|International Classification||G01S15/89, A61B8/00, G01S7/52, A61B8/06, A61B8/08|
|Cooperative Classification||A61B8/461, G01S7/52085, G01S7/52073, G01S7/52074, G01S7/5208, G01S7/52084, A61B8/145, G01S7/52063, A61B8/06, A61B8/467, G01S15/8925, G01S15/8979, A61B8/08|
|European Classification||A61B8/46D, A61B8/14B, G01S7/52S13B, G01S7/52S13F, A61B8/46B4, G01S7/52S8B2B, G01S7/52S8B6|
|Nov 25, 2005||AS||Assignment|
Owner name: KONINKLIJKE PHILIPS ELECTRONICS N.V., NETHERLANDS
Free format text: ASSIGNMENT OF ASSIGNORS INTEREST;ASSIGNORS:FRISA, JANICE;POLAND, MCKEE DUNN;REEL/FRAME:017929/0126

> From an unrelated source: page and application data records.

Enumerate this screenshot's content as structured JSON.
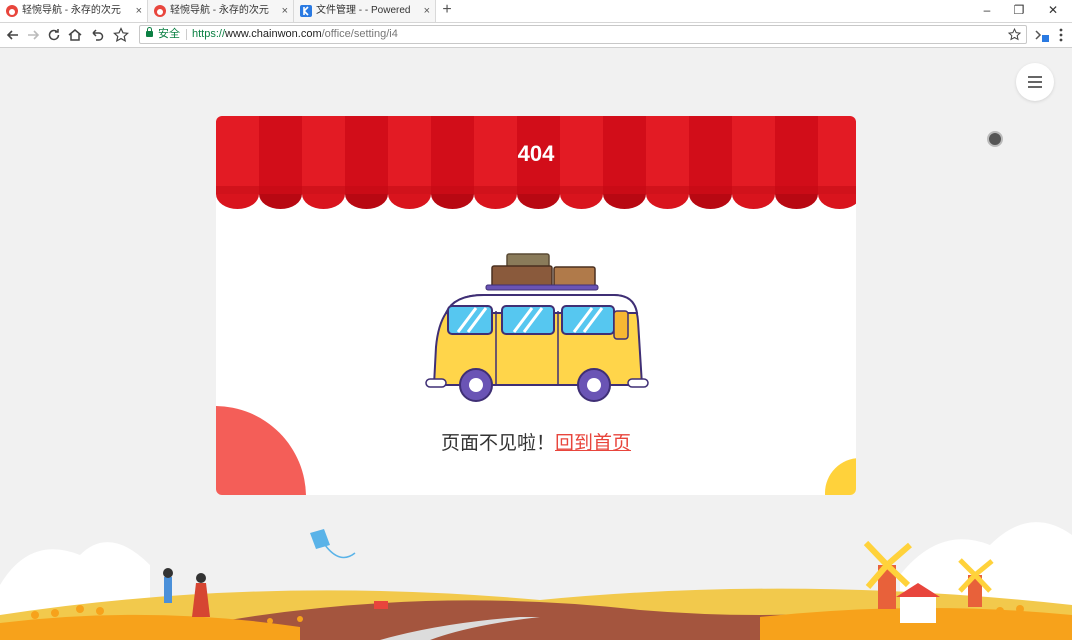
{
  "browser": {
    "tabs": [
      {
        "title": "轻惋导航 - 永存的次元",
        "active": true,
        "icon": "weibo-like-icon"
      },
      {
        "title": "轻惋导航 - 永存的次元",
        "active": false,
        "icon": "weibo-like-icon"
      },
      {
        "title": "文件管理 - - Powered",
        "active": false,
        "icon": "k-logo-icon"
      }
    ],
    "close_glyph": "×",
    "new_tab_glyph": "+",
    "window_controls": {
      "minimize": "–",
      "restore": "❐",
      "close": "✕"
    },
    "security_label": "安全",
    "url_scheme": "https://",
    "url_host": "www.chainwon.com",
    "url_path": "/office/setting/i4"
  },
  "page": {
    "error_code": "404",
    "message": "页面不见啦！",
    "home_link": "回到首页"
  },
  "colors": {
    "awning_light": "#e31b24",
    "awning_dark": "#d20d19",
    "accent_link": "#e8453c",
    "blob_red": "#f45e58",
    "blob_yellow": "#ffd23b",
    "bus_body": "#ffd54a"
  }
}
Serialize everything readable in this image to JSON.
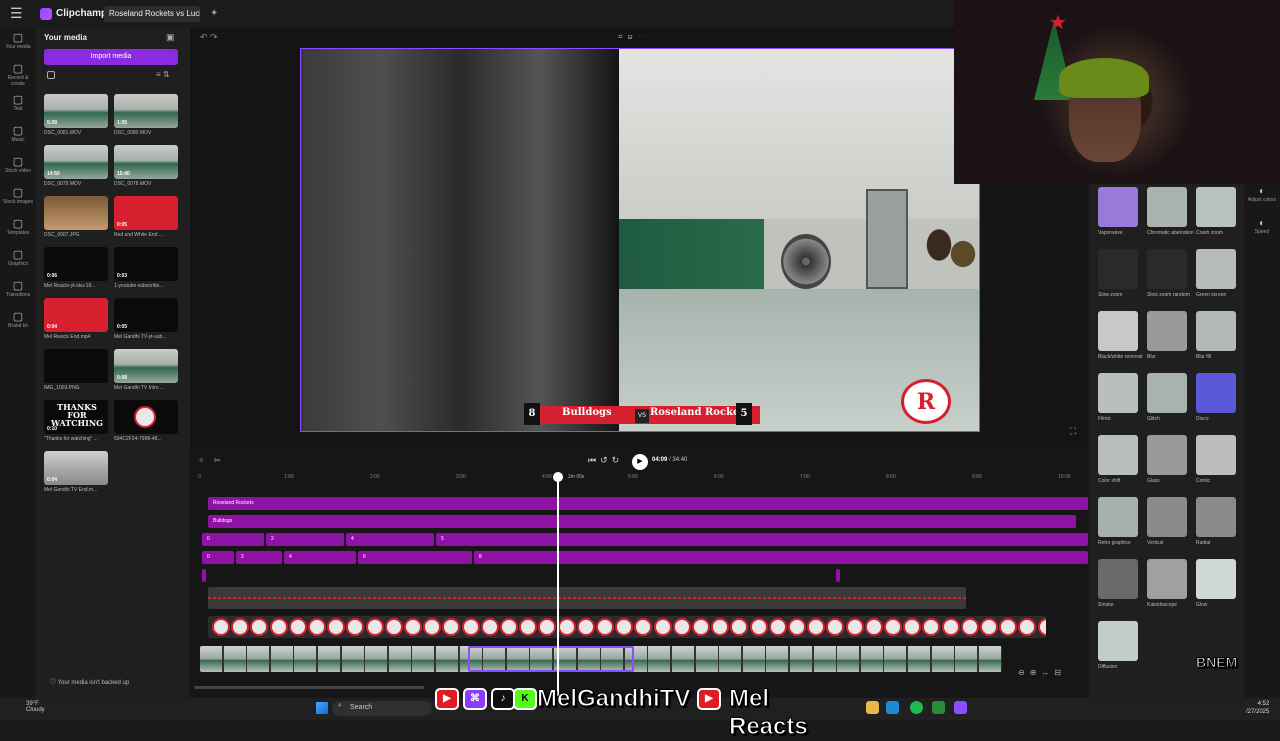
{
  "app": {
    "name": "Clipchamp",
    "project_title": "Roseland Rockets vs Lucky L"
  },
  "rail": [
    {
      "label": "Your media",
      "icon": "folder-icon"
    },
    {
      "label": "Record & create",
      "icon": "camera-icon"
    },
    {
      "label": "Text",
      "icon": "text-icon"
    },
    {
      "label": "Music",
      "icon": "music-icon"
    },
    {
      "label": "Stock video",
      "icon": "film-icon"
    },
    {
      "label": "Stock images",
      "icon": "image-icon"
    },
    {
      "label": "Templates",
      "icon": "template-icon"
    },
    {
      "label": "Graphics",
      "icon": "shapes-icon"
    },
    {
      "label": "Transitions",
      "icon": "transition-icon"
    },
    {
      "label": "Brand kit",
      "icon": "brand-icon"
    }
  ],
  "media": {
    "title": "Your media",
    "import_label": "Import media",
    "items": [
      {
        "name": "DSC_0081.MOV",
        "dur": "5:09",
        "style": "gym"
      },
      {
        "name": "DSC_0080.MOV",
        "dur": "1:05",
        "style": "gym"
      },
      {
        "name": "DSC_0079.MOV",
        "dur": "14:50",
        "style": "gym"
      },
      {
        "name": "DSC_0078.MOV",
        "dur": "15:40",
        "style": "gym"
      },
      {
        "name": "DSC_0007.JPG",
        "dur": "",
        "style": "brown"
      },
      {
        "name": "Red and White End ...",
        "dur": "0:05",
        "style": "red"
      },
      {
        "name": "Mel Reacts-yt-sku-18...",
        "dur": "0:06",
        "style": "blk"
      },
      {
        "name": "1-youtube-subscribe...",
        "dur": "0:03",
        "style": "blk"
      },
      {
        "name": "Mel Reacts End.mp4",
        "dur": "0:04",
        "style": "red"
      },
      {
        "name": "Mel Gandhi TV-yt-sub...",
        "dur": "0:05",
        "style": "blk"
      },
      {
        "name": "IMG_1003.PNG",
        "dur": "",
        "style": "blk"
      },
      {
        "name": "Mel Gandhi TV Intro ...",
        "dur": "0:08",
        "style": "gym"
      },
      {
        "name": "\"Thanks for watching\" ...",
        "dur": "0:10",
        "style": "blk"
      },
      {
        "name": "594C2F24-7998-48...",
        "dur": "",
        "style": "blk"
      },
      {
        "name": "Mel Gandhi TV End.m...",
        "dur": "0:04",
        "style": "gray"
      }
    ],
    "thanks_text": "THANKS FOR WATCHING",
    "backup_text": "Your media isn't backed up"
  },
  "preview": {
    "score_left": "8",
    "team_left": "Bulldogs",
    "vs": "VS",
    "team_right": "Roseland Rockets",
    "score_right": "5",
    "logo_letter": "R"
  },
  "effects": [
    {
      "name": "Vaporwave",
      "color": "#9a7ad8"
    },
    {
      "name": "Chromatic aberration",
      "color": "#aab3ae"
    },
    {
      "name": "Crash zoom",
      "color": "#b9c3bd"
    },
    {
      "name": "Slow zoom",
      "color": "#2a2a2a"
    },
    {
      "name": "Slow zoom random",
      "color": "#2a2a2a"
    },
    {
      "name": "Green screen",
      "color": "#b6bcb8"
    },
    {
      "name": "Black/white removal",
      "color": "#c8c8c8"
    },
    {
      "name": "Blur",
      "color": "#9a9a9a"
    },
    {
      "name": "Blur fill",
      "color": "#b3bab6"
    },
    {
      "name": "Filmic",
      "color": "#b9c0bc"
    },
    {
      "name": "Glitch",
      "color": "#a8b3ad"
    },
    {
      "name": "Disco",
      "color": "#5a5ad8"
    },
    {
      "name": "Color shift",
      "color": "#b8bfbb"
    },
    {
      "name": "Glass",
      "color": "#9a9a9a"
    },
    {
      "name": "Comic",
      "color": "#bdbdbd"
    },
    {
      "name": "Retro graphics",
      "color": "#a7b1ac"
    },
    {
      "name": "Vertical",
      "color": "#8a8a8a"
    },
    {
      "name": "Radial",
      "color": "#8a8a8a"
    },
    {
      "name": "Smoke",
      "color": "#6a6a6a"
    },
    {
      "name": "Kaleidoscope",
      "color": "#a0a0a0"
    },
    {
      "name": "Glow",
      "color": "#d0d8d3"
    },
    {
      "name": "Diffusion",
      "color": "#c4ccc7"
    }
  ],
  "props": [
    {
      "label": "Adjust colors",
      "icon": "adjust-colors-icon"
    },
    {
      "label": "Speed",
      "icon": "speed-icon"
    }
  ],
  "timeline": {
    "current_time": "04:09",
    "total_time": "/ 34:40",
    "playhead_label": "2m 00s",
    "ruler": [
      "0",
      "1:00",
      "2:00",
      "3:00",
      "4:00",
      "5:00",
      "6:00",
      "7:00",
      "8:00",
      "9:00",
      "10:00"
    ],
    "text_tracks": [
      {
        "label": "Roseland Rockets"
      },
      {
        "label": "Bulldogs"
      }
    ],
    "score_tracks": [
      [
        "0",
        "2",
        "4",
        "5"
      ],
      [
        "0",
        "2",
        "4",
        "6",
        "8"
      ]
    ]
  },
  "taskbar": {
    "temp": "39°F",
    "weather": "Cloudy",
    "search": "Search",
    "time": "4:52",
    "date": "/27/2025"
  },
  "banner": {
    "channel1": "MelGandhiTV",
    "channel2": "Mel Reacts",
    "tag": "BNEM"
  }
}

Effective date: 20040225
|Mar 14, 2013||FPAY||Fee payment|
Year of fee payment: 4